In the Serbian drama “White White World: The Miner’s Opera” (“Beli Beli Svet”), the characters sing, but never dance. Formulated as a modern day Greek tragedy set in the decrepit southeastern mining town Bor, the movie follows a close group of alienated locals through misguided love affairs and other brash misdeeds. But the songs feature no choreography or other stylish methods of breaking the harsh, downtrodden tableaux. It’s a surprisingly effective strategy. With his sophomore effort, director Oleg Novkovic uses musical expression to frame inner monologues that would never work in spoken form. As a result, a story exclusively populated by damaged people engaged in morally ambiguous, often depraved behavior manages to evoke sympathy for all of them.
At its center is King (Uliks Fehmiu), a retired boxer now running the neighborhood bar. Years earlier, he had an affair with erstwhile seductress Ruzica (Jasna Djuricic), an act that led her to kill her husband and wind up behind bars. The movie begins shortly before Ruzica’s release from jail, when the still-swinging King engages in a similarly ill-fated liaison with Ruzica’s rebellious 18-year-old daughter, Rosa (Hana Selimovic). After a few drinks, two engage in fast, passionless sex, and King rushes out the door without a word. When he’s gone, Rosa stares blankly at the wall and lets loose with a mellow tune detailing her sad life.

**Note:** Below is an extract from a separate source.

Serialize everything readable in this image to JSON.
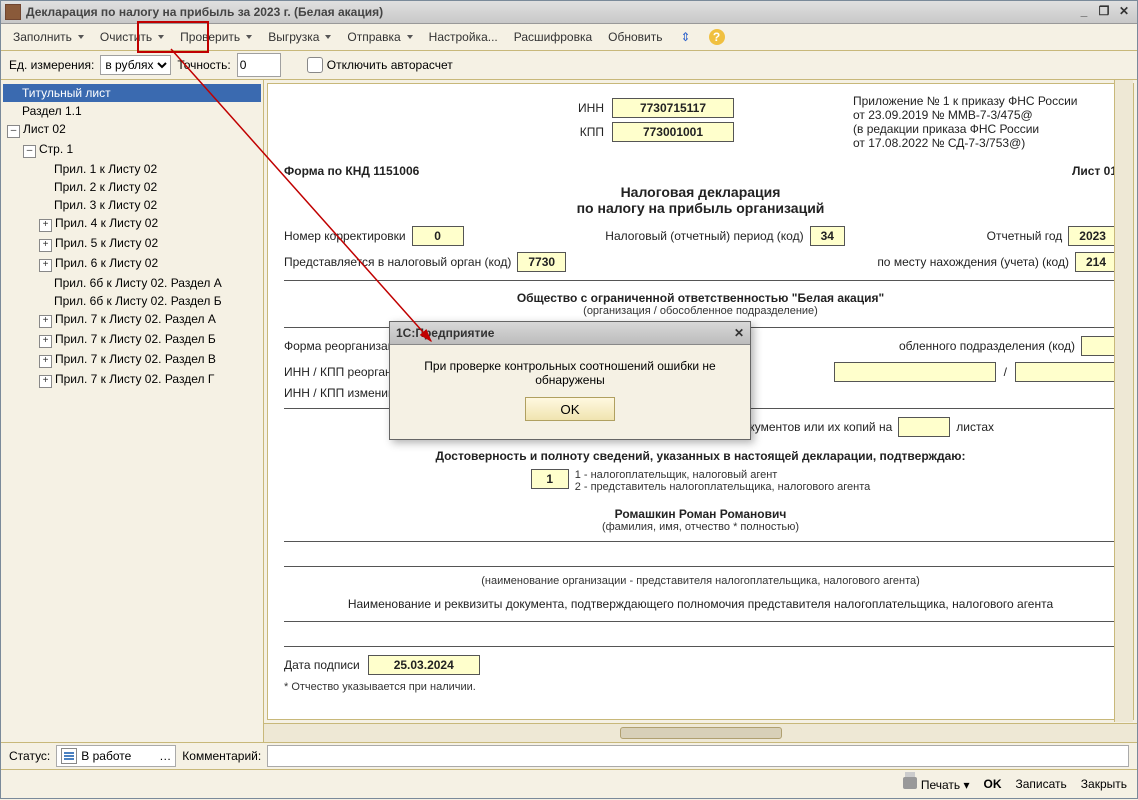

“White White World” builds tremendous power with this unique rhythm of behavior. Most scenes involve the tense exchanges of two people equally trapped by the claustrophobic setting and the misfortune caused by their actions. The music is a guide to their misery. A mixture of Balkan folk songs and new material composed by Boris Kovac, the soundtrack meshes nicely with a handful of understated performances. Rounding out the cast of main characters, young drug dealer Tiger (Marko Janketic) pines for the disinterested Rosa’s affections, while Beli (Boris Isakovic) — the single earnest person in the whole story — hopes to marry Ruzica and help her find contentment. Needless to say, his goal has little potential.
Screenwriter Milen Markovic develops the morbid scenario with ponderous exposition that grows redundant after the first hour wearily stumbles into the next, but the dry patches in “White White World” are forgivable once a truly demented twist redefines everything that came before. As King and Rosa continue their ill-fated romance, Novkovic skillfully focuses on the contrast between their isolated lives: Rosa, in her youth, hopes to find happiness through true love; King, reckless and jaded, clearly finds her energy repulsive. “Tell me something nice,” she beckons him, a plea that audiences put off by the depressive mood will appreciate. His response is blunt: “No.”
Dripping with irony, “White White World” offers a fierce indictment of its setting. One song, which precedes a suicide, features the most upbeat melody on the soundtrack. An epilogue showcases the movie’s deadpan Greek chorus, a massive crowd of real miners, harmonically declaring their base survival tactics (“We will drink from your eyes/We will eat your stash/The gutter is our mother”). In moments like these, Novkovic displays his vision of the rural town as a place that traps its inhabitants in an endless downward spin.
He’s not the alone in feeling this way. Another recent Serbian feature, “Tilva Ros” (which, like “White White World,” screened in competition at the Locarno Film Festival), also takes place in Bor and highlights the vanity of its residents. The hyperactive young protagonists, with their American-influenced party habits, ensure that “Tilva Ros” has greater potential for finding an audience. But “White White World” provides a fresher experience.
Serbian cinema rarely gains much traction in the United States, with the cartoon violence of “A Serbian Film” most recently grabbing media attention. However, Novkovic’s vision offers a deeper perspective on the country’s more unsettling aspects. Extending the darkness of his story to the real world, he turns Bor’s despair into our own.
An earlier version of this article included a reference to Brillante Mendoza’s “Kinatay” as an example of Serbian film. Mendoza is from the Philippines.